Due to the small niche that I cover it’s rare for any fight that I write about to get any sort of major attention. Every so often though a fight does manage to do that, usually because of the loyal fan bases that fighters in Asian boxing countries often have, or the intrigue that Western fans have in specific fighters. It’s fair to say Western fans are particularly interested in the ultra-talented Naoya Inoue as well as Heavyweight oddity Zhang Junlong. As a result articles featuring those two men tend to get quite a bit attention.
What I never expected to see get much attention was the April 1st bout between Haruaki Kamiya (6-0, 2) and Aekkachai Saengthapthim (0-1). On paper it looks just like another Rookie padding their record against a poor Thai import, nothing different to what Japanese fans see several times a week. The reality however is that Aekkachai could well be the worst boxer I’ve had the displeasure of seeing live, and that’s something that has seemingly made a bit of a buzz in Thailand.
Watch the fight here: https://youtu.be/ZoYxhRf56gs
When the bout took place I actually live tweeted “Aekkachai is the worst fighter I have ever seen.” and also called for him to be banned from the ring. He looked clueless, lost and as if he was playing the April fool live on Japanese TV, with the bout being aired live on G+ a premium Japanese sports channel. His shots looked like they were being thrown by someone who had never been in the ring before, they were short arm punches, punches thrown totally off balance and with his legs crossing and his chin up in the air. He came to fight, but had no idea how to fight.

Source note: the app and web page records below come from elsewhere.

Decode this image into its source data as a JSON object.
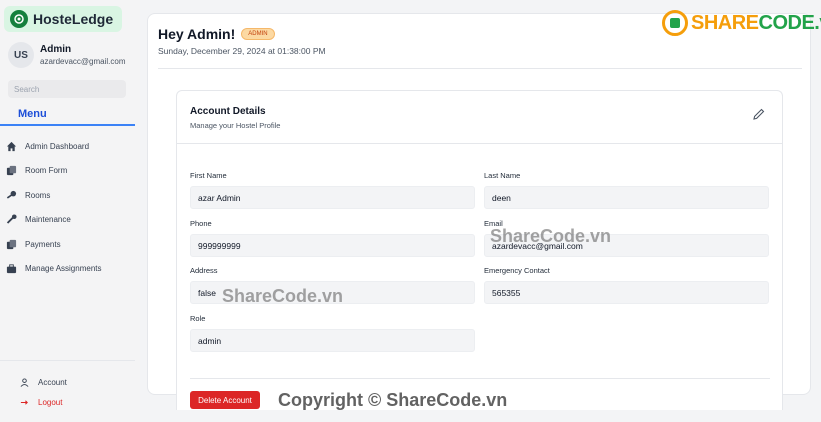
{
  "app": {
    "name": "HosteLedge"
  },
  "user": {
    "initials": "US",
    "name": "Admin",
    "email": "azardevacc@gmail.com"
  },
  "search": {
    "placeholder": "Search"
  },
  "menu": {
    "title": "Menu",
    "items": [
      {
        "label": "Admin Dashboard",
        "icon": "home-icon"
      },
      {
        "label": "Room Form",
        "icon": "documents-icon"
      },
      {
        "label": "Rooms",
        "icon": "key-icon"
      },
      {
        "label": "Maintenance",
        "icon": "wrench-icon"
      },
      {
        "label": "Payments",
        "icon": "documents-icon"
      },
      {
        "label": "Manage Assignments",
        "icon": "briefcase-icon"
      }
    ]
  },
  "bottom": {
    "account": "Account",
    "logout": "Logout"
  },
  "header": {
    "greeting": "Hey Admin!",
    "badge": "ADMIN",
    "datetime": "Sunday, December 29, 2024 at 01:38:00 PM"
  },
  "card": {
    "title": "Account Details",
    "subtitle": "Manage your Hostel Profile",
    "fields": {
      "first_name": {
        "label": "First Name",
        "value": "azar Admin"
      },
      "last_name": {
        "label": "Last Name",
        "value": "deen"
      },
      "phone": {
        "label": "Phone",
        "value": "999999999"
      },
      "email": {
        "label": "Email",
        "value": "azardevacc@gmail.com"
      },
      "address": {
        "label": "Address",
        "value": "false"
      },
      "emergency": {
        "label": "Emergency Contact",
        "value": "565355"
      },
      "role": {
        "label": "Role",
        "value": "admin"
      }
    },
    "delete_label": "Delete Account"
  },
  "watermark": {
    "brand_a": "SHARE",
    "brand_b": "CODE.vn",
    "mid": "ShareCode.vn",
    "copyright": "Copyright © ShareCode.vn"
  },
  "colors": {
    "accent": "#1d4ed8",
    "danger": "#dc2626",
    "badge_bg": "#fcd9a3",
    "logo_bg": "#d9f5e3"
  }
}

Just over a minute into the fight Kamiya figured him out and landed an uppercut which decked the Thai and he took the 10 count, ending what was an embarrassing performance.

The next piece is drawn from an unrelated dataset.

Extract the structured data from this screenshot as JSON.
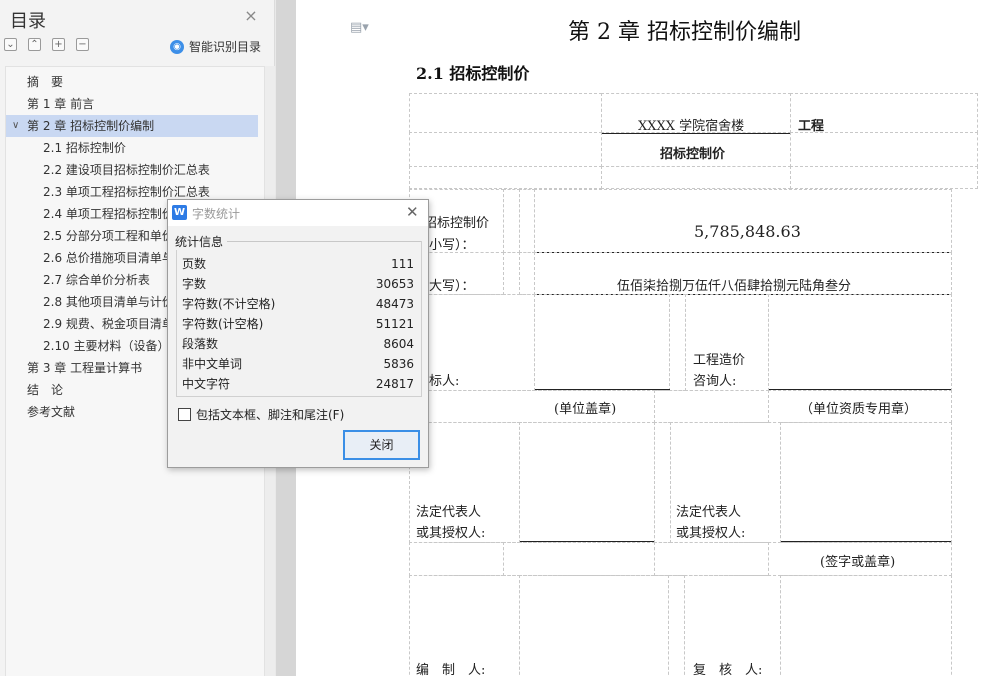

A little over 2 weeks after the bout Aekkachai was officially banned by the JBC, something I reported on Thursday morning. In the 36 hours that followed the bout received more than 40,000 views on youtube, pushing it to more than 43,000 views in total.
When you consider the video is “unlisted” on youtube, as are most of the ones I upload, it’s fair to say that the bout has managed to capture the attention of fans in Thailand. In fact it seems every notable Thai site to cover boxing has now featured the video, with the like of Thairec.com and tko.in.th both making the video more public.
Now whilst this seems like me making a story of myself the real point of the story is the JBC do what every country should be doing. They have been banning poor quality imports. Aekkachai was just one of a number of Thai’s recently banned for having inadequate ability, essentially the JBC don’t want fighters being brought up, collecting a relatively good pay day for that level, and then not having the skills needed to put up a fight.
It might seem harsh but no one wins from a performance like that of Aekkachai. He looks terrible, his opponent looks like like he beat someone who had never laced on gloves before, the promoter looks like they failed to do any due diligence on the opponent and the JBC look like idiots for letting him fight. We see it in the UK, with Georgian fighters who can’t fight, and the long running joke of the Latvian bin man is something that has often plagued European rings. Hopefully a move to copy the JBC’s lead will help clean out those who are simply not good enough to to get in the ring, for both their safety and the decency of the sport in general.
Note-In the 36 hours that followed the original report of Aekkachai’s ban the story has been taken over by the Thai press, with sites like https://sport.mthai.com, http://sport.sanook.com, https://www.thaich8.com (who stated the video had been watched 28,182 times when they put their story up), www.khaosod.co.th and http://btsstation.com all featuring the story and video. It’s actually become a widespread story in Thailand where there is a mixture of feelings from annoyance at the Thai fighter to anger at the JBC, though the general view seems to be that Aekkachai wasn’t trained well enough to fight.
(Scott Graveson covers the Asian boxing scene for www.asianboxing.info)